[Component data from apps and pages]
BEGIN

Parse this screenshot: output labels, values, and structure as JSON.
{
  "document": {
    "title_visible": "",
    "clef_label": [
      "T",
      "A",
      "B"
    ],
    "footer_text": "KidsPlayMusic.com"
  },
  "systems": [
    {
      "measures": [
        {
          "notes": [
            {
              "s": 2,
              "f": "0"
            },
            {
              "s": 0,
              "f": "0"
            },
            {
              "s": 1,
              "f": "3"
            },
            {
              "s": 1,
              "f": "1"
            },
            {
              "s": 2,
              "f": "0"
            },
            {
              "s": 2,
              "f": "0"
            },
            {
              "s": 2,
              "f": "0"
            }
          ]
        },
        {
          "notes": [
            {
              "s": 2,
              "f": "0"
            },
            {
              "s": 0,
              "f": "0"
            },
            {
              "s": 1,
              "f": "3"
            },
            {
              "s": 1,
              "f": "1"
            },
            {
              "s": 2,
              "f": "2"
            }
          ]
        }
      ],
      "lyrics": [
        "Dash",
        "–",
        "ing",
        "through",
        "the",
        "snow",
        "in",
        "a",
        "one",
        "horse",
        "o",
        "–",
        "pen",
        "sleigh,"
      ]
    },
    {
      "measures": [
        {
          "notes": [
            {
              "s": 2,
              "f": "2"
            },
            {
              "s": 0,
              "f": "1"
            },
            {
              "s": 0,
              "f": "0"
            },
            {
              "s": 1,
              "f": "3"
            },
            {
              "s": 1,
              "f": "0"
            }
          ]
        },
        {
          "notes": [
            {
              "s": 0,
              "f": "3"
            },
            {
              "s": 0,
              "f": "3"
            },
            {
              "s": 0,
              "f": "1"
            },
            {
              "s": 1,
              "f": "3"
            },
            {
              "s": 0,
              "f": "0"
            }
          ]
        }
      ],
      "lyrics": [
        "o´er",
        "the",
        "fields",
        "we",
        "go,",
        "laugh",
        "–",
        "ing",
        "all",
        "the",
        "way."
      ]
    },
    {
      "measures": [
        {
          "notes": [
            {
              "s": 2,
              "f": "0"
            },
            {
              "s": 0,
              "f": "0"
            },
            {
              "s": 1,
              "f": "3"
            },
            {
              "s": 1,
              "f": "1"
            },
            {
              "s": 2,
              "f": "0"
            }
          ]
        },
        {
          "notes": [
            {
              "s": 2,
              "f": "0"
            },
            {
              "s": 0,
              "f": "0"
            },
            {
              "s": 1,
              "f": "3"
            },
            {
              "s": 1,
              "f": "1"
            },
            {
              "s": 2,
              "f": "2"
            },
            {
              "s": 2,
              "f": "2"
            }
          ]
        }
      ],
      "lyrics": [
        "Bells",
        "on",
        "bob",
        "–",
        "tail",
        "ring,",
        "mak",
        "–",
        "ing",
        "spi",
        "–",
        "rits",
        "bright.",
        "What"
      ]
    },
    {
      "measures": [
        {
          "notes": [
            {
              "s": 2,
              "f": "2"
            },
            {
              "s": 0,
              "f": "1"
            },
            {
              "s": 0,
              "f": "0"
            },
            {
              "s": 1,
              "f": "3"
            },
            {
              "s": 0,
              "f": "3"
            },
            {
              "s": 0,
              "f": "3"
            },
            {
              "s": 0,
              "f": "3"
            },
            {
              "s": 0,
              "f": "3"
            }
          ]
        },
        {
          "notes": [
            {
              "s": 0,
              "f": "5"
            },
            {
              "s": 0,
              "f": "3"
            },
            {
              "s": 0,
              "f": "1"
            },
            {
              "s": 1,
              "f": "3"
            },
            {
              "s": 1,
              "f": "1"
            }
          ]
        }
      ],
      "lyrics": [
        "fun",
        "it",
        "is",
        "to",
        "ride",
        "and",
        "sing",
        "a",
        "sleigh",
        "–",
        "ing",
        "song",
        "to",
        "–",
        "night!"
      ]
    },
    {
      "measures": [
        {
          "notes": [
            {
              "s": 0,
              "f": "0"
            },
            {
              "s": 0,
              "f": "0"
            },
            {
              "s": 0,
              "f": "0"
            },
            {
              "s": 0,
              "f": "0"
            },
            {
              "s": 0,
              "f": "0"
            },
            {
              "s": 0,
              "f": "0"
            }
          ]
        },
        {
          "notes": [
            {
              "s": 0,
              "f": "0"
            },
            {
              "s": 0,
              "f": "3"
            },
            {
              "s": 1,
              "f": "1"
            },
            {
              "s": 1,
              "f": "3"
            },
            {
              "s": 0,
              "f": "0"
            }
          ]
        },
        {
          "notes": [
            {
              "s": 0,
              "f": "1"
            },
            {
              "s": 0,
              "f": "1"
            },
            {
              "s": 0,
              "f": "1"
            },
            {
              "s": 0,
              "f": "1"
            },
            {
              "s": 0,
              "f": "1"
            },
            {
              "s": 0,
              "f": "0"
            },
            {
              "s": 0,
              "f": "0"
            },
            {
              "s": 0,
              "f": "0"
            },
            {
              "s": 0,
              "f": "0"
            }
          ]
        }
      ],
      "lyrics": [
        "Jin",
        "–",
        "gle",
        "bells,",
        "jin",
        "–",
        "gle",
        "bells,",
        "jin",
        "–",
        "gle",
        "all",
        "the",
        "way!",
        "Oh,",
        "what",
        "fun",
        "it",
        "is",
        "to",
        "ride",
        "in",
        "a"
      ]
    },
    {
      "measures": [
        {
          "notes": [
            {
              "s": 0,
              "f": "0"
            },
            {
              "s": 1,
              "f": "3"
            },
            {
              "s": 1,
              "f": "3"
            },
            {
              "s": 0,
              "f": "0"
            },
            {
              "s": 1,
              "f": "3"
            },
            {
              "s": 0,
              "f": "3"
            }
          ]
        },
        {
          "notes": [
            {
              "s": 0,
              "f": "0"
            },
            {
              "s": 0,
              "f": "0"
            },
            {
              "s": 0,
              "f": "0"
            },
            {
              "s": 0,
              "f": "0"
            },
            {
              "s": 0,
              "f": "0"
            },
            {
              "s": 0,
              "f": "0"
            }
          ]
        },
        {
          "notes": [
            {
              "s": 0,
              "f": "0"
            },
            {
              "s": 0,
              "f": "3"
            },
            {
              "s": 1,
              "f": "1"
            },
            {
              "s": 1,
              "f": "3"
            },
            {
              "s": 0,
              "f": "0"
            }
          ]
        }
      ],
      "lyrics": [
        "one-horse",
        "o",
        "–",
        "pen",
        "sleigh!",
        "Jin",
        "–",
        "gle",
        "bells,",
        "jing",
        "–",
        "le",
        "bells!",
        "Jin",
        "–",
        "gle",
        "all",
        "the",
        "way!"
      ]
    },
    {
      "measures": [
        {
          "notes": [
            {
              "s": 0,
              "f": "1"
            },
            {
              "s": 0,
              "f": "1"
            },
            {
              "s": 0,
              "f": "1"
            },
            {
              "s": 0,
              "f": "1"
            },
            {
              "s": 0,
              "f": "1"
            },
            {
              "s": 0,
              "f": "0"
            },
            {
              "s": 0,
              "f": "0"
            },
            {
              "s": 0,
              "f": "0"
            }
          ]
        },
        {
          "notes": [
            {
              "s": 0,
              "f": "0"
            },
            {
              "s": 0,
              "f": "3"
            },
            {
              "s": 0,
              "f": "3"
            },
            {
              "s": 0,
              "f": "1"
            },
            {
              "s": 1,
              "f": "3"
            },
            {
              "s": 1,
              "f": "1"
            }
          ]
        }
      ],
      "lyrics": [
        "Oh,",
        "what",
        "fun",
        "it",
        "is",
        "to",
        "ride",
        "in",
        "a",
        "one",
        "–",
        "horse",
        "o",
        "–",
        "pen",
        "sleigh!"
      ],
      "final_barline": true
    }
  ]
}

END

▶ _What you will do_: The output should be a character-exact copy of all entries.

▶ _Task result_:
Parse this screenshot: output labels, values, and structure as JSON.
{
  "document": {
    "title_visible": "",
    "clef_label": [
      "T",
      "A",
      "B"
    ],
    "footer_text": "KidsPlayMusic.com"
  },
  "systems": [
    {
      "measures": [
        {
          "notes": [
            {
              "s": 2,
              "f": "0"
            },
            {
              "s": 0,
              "f": "0"
            },
            {
              "s": 1,
              "f": "3"
            },
            {
              "s": 1,
              "f": "1"
            },
            {
              "s": 2,
              "f": "0"
            },
            {
              "s": 2,
              "f": "0"
            },
            {
              "s": 2,
              "f": "0"
            }
          ]
        },
        {
          "notes": [
            {
              "s": 2,
              "f": "0"
            },
            {
              "s": 0,
              "f": "0"
            },
            {
              "s": 1,
              "f": "3"
            },
            {
              "s": 1,
              "f": "1"
            },
            {
              "s": 2,
              "f": "2"
            }
          ]
        }
      ],
      "lyrics": [
        "Dash",
        "–",
        "ing",
        "through",
        "the",
        "snow",
        "in",
        "a",
        "one",
        "horse",
        "o",
        "–",
        "pen",
        "sleigh,"
      ]
    },
    {
      "measures": [
        {
          "notes": [
            {
              "s": 2,
              "f": "2"
            },
            {
              "s": 0,
              "f": "1"
            },
            {
              "s": 0,
              "f": "0"
            },
            {
              "s": 1,
              "f": "3"
            },
            {
              "s": 1,
              "f": "0"
            }
          ]
        },
        {
          "notes": [
            {
              "s": 0,
              "f": "3"
            },
            {
              "s": 0,
              "f": "3"
            },
            {
              "s": 0,
              "f": "1"
            },
            {
              "s": 1,
              "f": "3"
            },
            {
              "s": 0,
              "f": "0"
            }
          ]
        }
      ],
      "lyrics": [
        "o´er",
        "the",
        "fields",
        "we",
        "go,",
        "laugh",
        "–",
        "ing",
        "all",
        "the",
        "way."
      ]
    },
    {
      "measures": [
        {
          "notes": [
            {
              "s": 2,
              "f": "0"
            },
            {
              "s": 0,
              "f": "0"
            },
            {
              "s": 1,
              "f": "3"
            },
            {
              "s": 1,
              "f": "1"
            },
            {
              "s": 2,
              "f": "0"
            }
          ]
        },
        {
          "notes": [
            {
              "s": 2,
              "f": "0"
            },
            {
              "s": 0,
              "f": "0"
            },
            {
              "s": 1,
              "f": "3"
            },
            {
              "s": 1,
              "f": "1"
            },
            {
              "s": 2,
              "f": "2"
            },
            {
              "s": 2,
              "f": "2"
            }
          ]
        }
      ],
      "lyrics": [
        "Bells",
        "on",
        "bob",
        "–",
        "tail",
        "ring,",
        "mak",
        "–",
        "ing",
        "spi",
        "–",
        "rits",
        "bright.",
        "What"
      ]
    },
    {
      "measures": [
        {
          "notes": [
            {
              "s": 2,
              "f": "2"
            },
            {
              "s": 0,
              "f": "1"
            },
            {
              "s": 0,
              "f": "0"
            },
            {
              "s": 1,
              "f": "3"
            },
            {
              "s": 0,
              "f": "3"
            },
            {
              "s": 0,
              "f": "3"
            },
            {
              "s": 0,
              "f": "3"
            },
            {
              "s": 0,
              "f": "3"
            }
          ]
        },
        {
          "notes": [
            {
              "s": 0,
              "f": "5"
            },
            {
              "s": 0,
              "f": "3"
            },
            {
              "s": 0,
              "f": "1"
            },
            {
              "s": 1,
              "f": "3"
            },
            {
              "s": 1,
              "f": "1"
            }
          ]
        }
      ],
      "lyrics": [
        "fun",
        "it",
        "is",
        "to",
        "ride",
        "and",
        "sing",
        "a",
        "sleigh",
        "–",
        "ing",
        "song",
        "to",
        "–",
        "night!"
      ]
    },
    {
      "measures": [
        {
          "notes": [
            {
              "s": 0,
              "f": "0"
            },
            {
              "s": 0,
              "f": "0"
            },
            {
              "s": 0,
              "f": "0"
            },
            {
              "s": 0,
              "f": "0"
            },
            {
              "s": 0,
              "f": "0"
            },
            {
              "s": 0,
              "f": "0"
            }
          ]
        },
        {
          "notes": [
            {
              "s": 0,
              "f": "0"
            },
            {
              "s": 0,
              "f": "3"
            },
            {
              "s": 1,
              "f": "1"
            },
            {
              "s": 1,
              "f": "3"
            },
            {
              "s": 0,
              "f": "0"
            }
          ]
        },
        {
          "notes": [
            {
              "s": 0,
              "f": "1"
            },
            {
              "s": 0,
              "f": "1"
            },
            {
              "s": 0,
              "f": "1"
            },
            {
              "s": 0,
              "f": "1"
            },
            {
              "s": 0,
              "f": "1"
            },
            {
              "s": 0,
              "f": "0"
            },
            {
              "s": 0,
              "f": "0"
            },
            {
              "s": 0,
              "f": "0"
            },
            {
              "s": 0,
              "f": "0"
            }
          ]
        }
      ],
      "lyrics": [
        "Jin",
        "–",
        "gle",
        "bells,",
        "jin",
        "–",
        "gle",
        "bells,",
        "jin",
        "–",
        "gle",
        "all",
        "the",
        "way!",
        "Oh,",
        "what",
        "fun",
        "it",
        "is",
        "to",
        "ride",
        "in",
        "a"
      ]
    },
    {
      "measures": [
        {
          "notes": [
            {
              "s": 0,
              "f": "0"
            },
            {
              "s": 1,
              "f": "3"
            },
            {
              "s": 1,
              "f": "3"
            },
            {
              "s": 0,
              "f": "0"
            },
            {
              "s": 1,
              "f": "3"
            },
            {
              "s": 0,
              "f": "3"
            }
          ]
        },
        {
          "notes": [
            {
              "s": 0,
              "f": "0"
            },
            {
              "s": 0,
              "f": "0"
            },
            {
              "s": 0,
              "f": "0"
            },
            {
              "s": 0,
              "f": "0"
            },
            {
              "s": 0,
              "f": "0"
            },
            {
              "s": 0,
              "f": "0"
            }
          ]
        },
        {
          "notes": [
            {
              "s": 0,
              "f": "0"
            },
            {
              "s": 0,
              "f": "3"
            },
            {
              "s": 1,
              "f": "1"
            },
            {
              "s": 1,
              "f": "3"
            },
            {
              "s": 0,
              "f": "0"
            }
          ]
        }
      ],
      "lyrics": [
        "one-horse",
        "o",
        "–",
        "pen",
        "sleigh!",
        "Jin",
        "–",
        "gle",
        "bells,",
        "jing",
        "–",
        "le",
        "bells!",
        "Jin",
        "–",
        "gle",
        "all",
        "the",
        "way!"
      ]
    },
    {
      "measures": [
        {
          "notes": [
            {
              "s": 0,
              "f": "1"
            },
            {
              "s": 0,
              "f": "1"
            },
            {
              "s": 0,
              "f": "1"
            },
            {
              "s": 0,
              "f": "1"
            },
            {
              "s": 0,
              "f": "1"
            },
            {
              "s": 0,
              "f": "0"
            },
            {
              "s": 0,
              "f": "0"
            },
            {
              "s": 0,
              "f": "0"
            }
          ]
        },
        {
          "notes": [
            {
              "s": 0,
              "f": "0"
            },
            {
              "s": 0,
              "f": "3"
            },
            {
              "s": 0,
              "f": "3"
            },
            {
              "s": 0,
              "f": "1"
            },
            {
              "s": 1,
              "f": "3"
            },
            {
              "s": 1,
              "f": "1"
            }
          ]
        }
      ],
      "lyrics": [
        "Oh,",
        "what",
        "fun",
        "it",
        "is",
        "to",
        "ride",
        "in",
        "a",
        "one",
        "–",
        "horse",
        "o",
        "–",
        "pen",
        "sleigh!"
      ],
      "final_barline": true
    }
  ]
}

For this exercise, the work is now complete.